The Switch OLED dock is largely the same as the current dock, but with a few noticeable differences. First, there’s that new ethernet port on the inside, which replaces the USB-A port, so you don’t have to buy an adapter if you’re going hard on Super Smash Bros. If you like the fact that it’s got an ethernet port but don’t want to upgrade, Nintendo is reportedly going to start selling the dock separately.
The interior of the dock now has a nice gloss finish, and instead of a hinge that pulls down to give you access to the port, the entire back comes off. We’re a little iffy on this change – we just know we’re going to misplace the back cover at some point, because it doesn’t stay attached like it does with the original dock. While the dock opening is also a little wider, we’d still recommend getting yourself a screen protector if you’re concerned about the sides scratching the screen as you slot it in. It’s still not wide enough for you to not be concerned about that happening.
Battery life and audio
In our testing, we didn’t really see much improvement in terms of battery life, but that was to be expected, with Nintendo still suggesting that you can get 4-9 hours of gameplay on a single charge. Nintendo also says that the Switch has enhanced audio, and honestly, if we didn’t know this detail, we really wouldn’t have noticed that a change had taken place at all.
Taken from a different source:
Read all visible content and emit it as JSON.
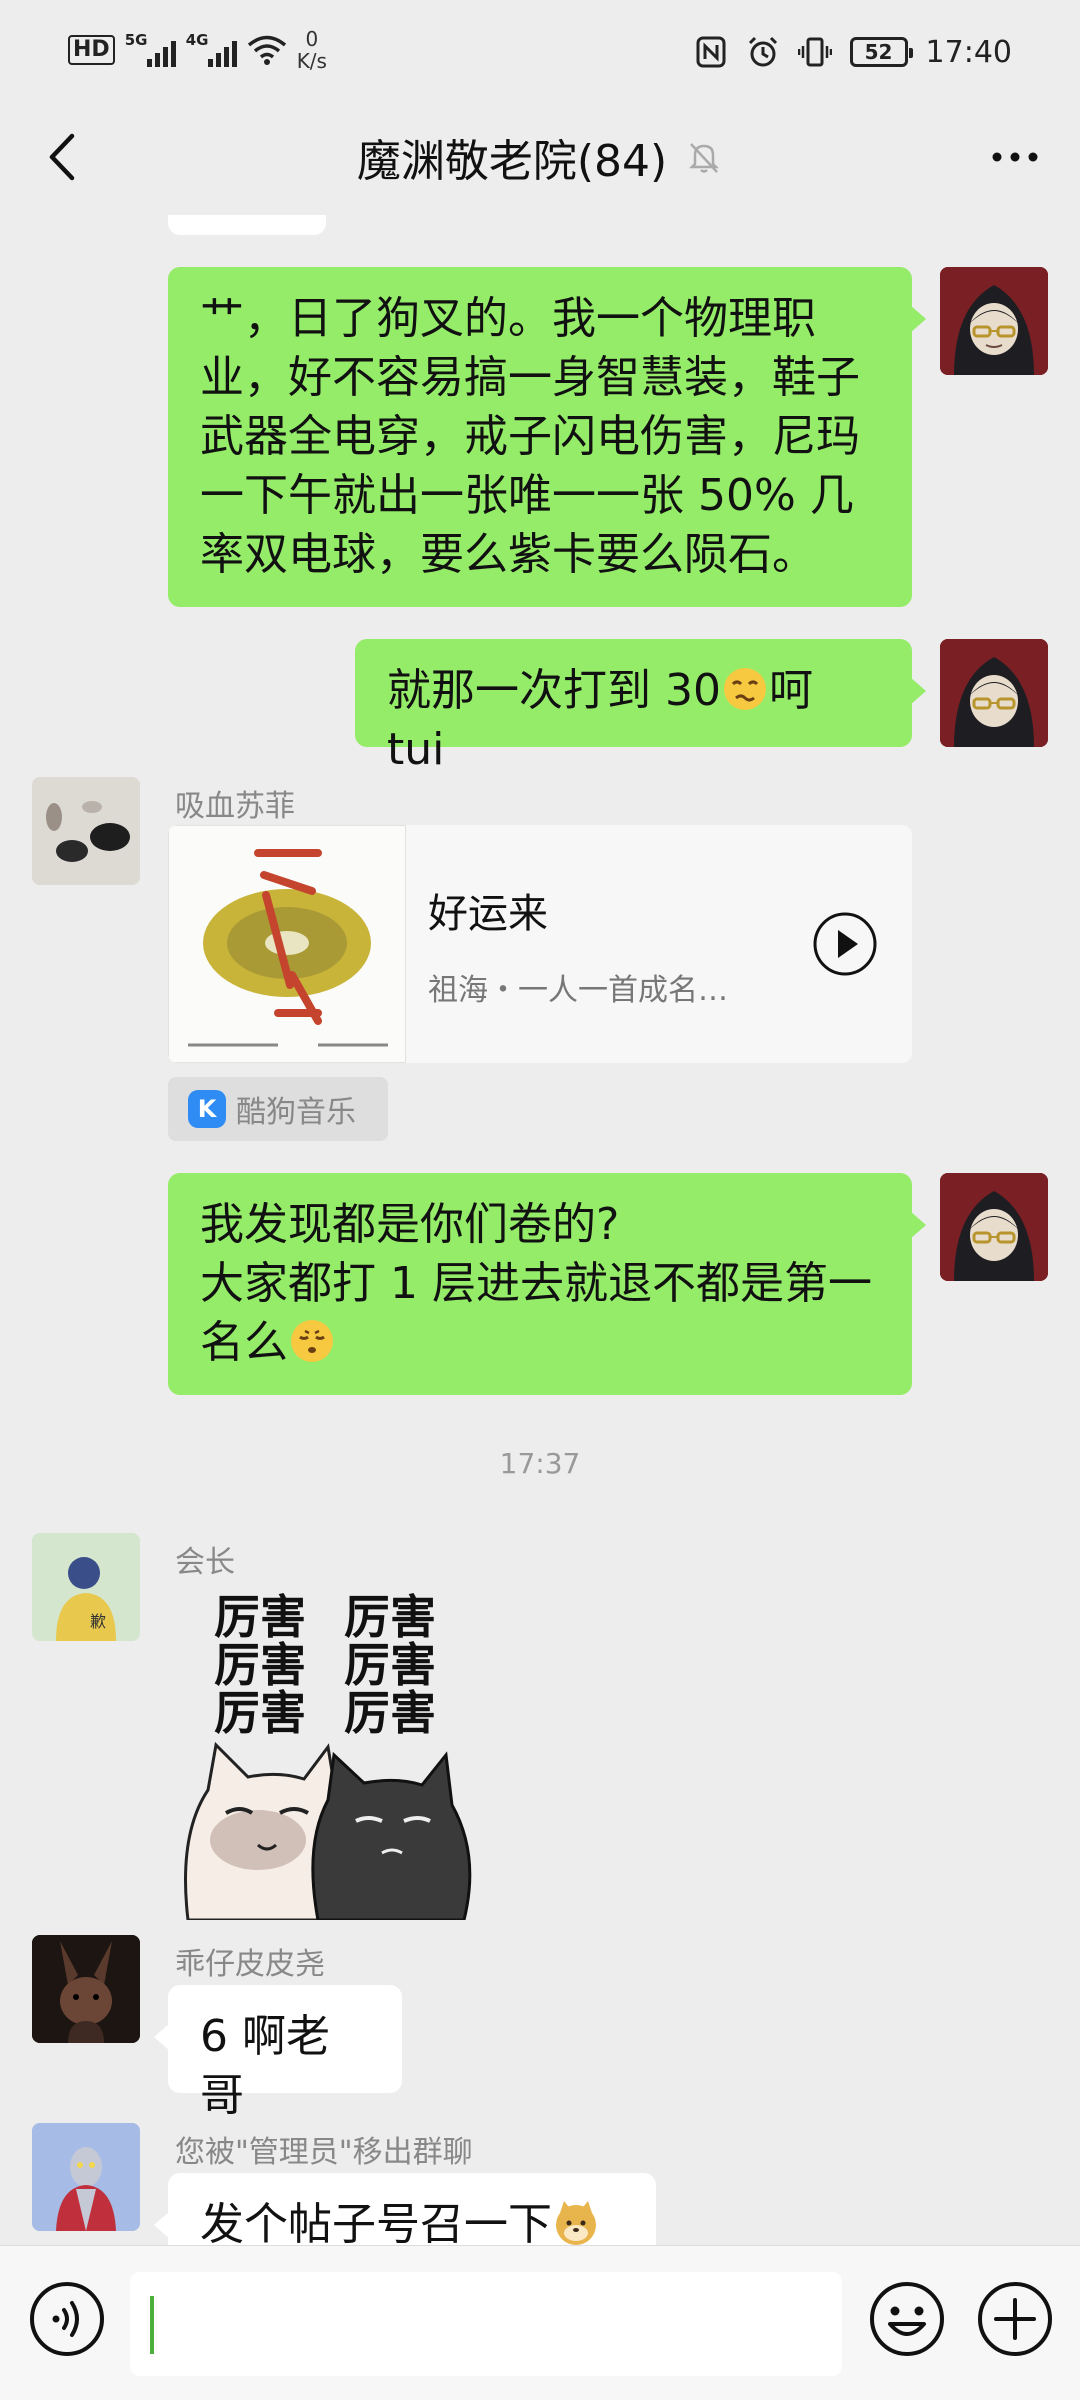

You have to listen extremely closely to hear any kind of difference, and we think that the OLED model is maybe very slightly clearer than the base model, with fewer grating noises when kicked up to maximum, but not by much. Prick your ears and you can certainly tell that something’s changed for the better here, but don’t upgrade expecting some powerful ear-piercing Atmos-level speakers.
There isn’t really anything to get excited about if you’re a gamer who primarily plays with the console docked, because it still runs on that same NVIDIA chip, meaning no 4K output on the TV. You do get 64GB of onboard storage instead of 32GB, but you’d still want to slot in a micro SD if you have a cart-load of games. Those DLCs do start to add up after a while. And there isn’t any change when it comes to RAM or CPU.
The verdict: Nintendo Switch OLED
Handheld and tabletop gamers, this new model is really designed for you, but does that mean you should upgrade for the latest and greatest? Here’s the situation – the larger display is fantastic and playing games in handheld mode is an absolute joy. The kickstand feels so solid and makes us never want to look at that little toggle on the back of the original Switch ever again.
But those are the two main things that you’ll be paying an extra £50 for, so that’s something you need to weigh up when making your decision. Are those features attractive enough for you to take the plunge?
On the other hand, if you’re new to Nintendo Switch and have never bought one before, this is absolutely the best version of the console yet. Sure, it might not be the pro model we were all hoping to see, but its colourful display, better build quality and bigger storage makes it a no-brainer. New to Nintendo? Buy the Switch OLED console and never look back.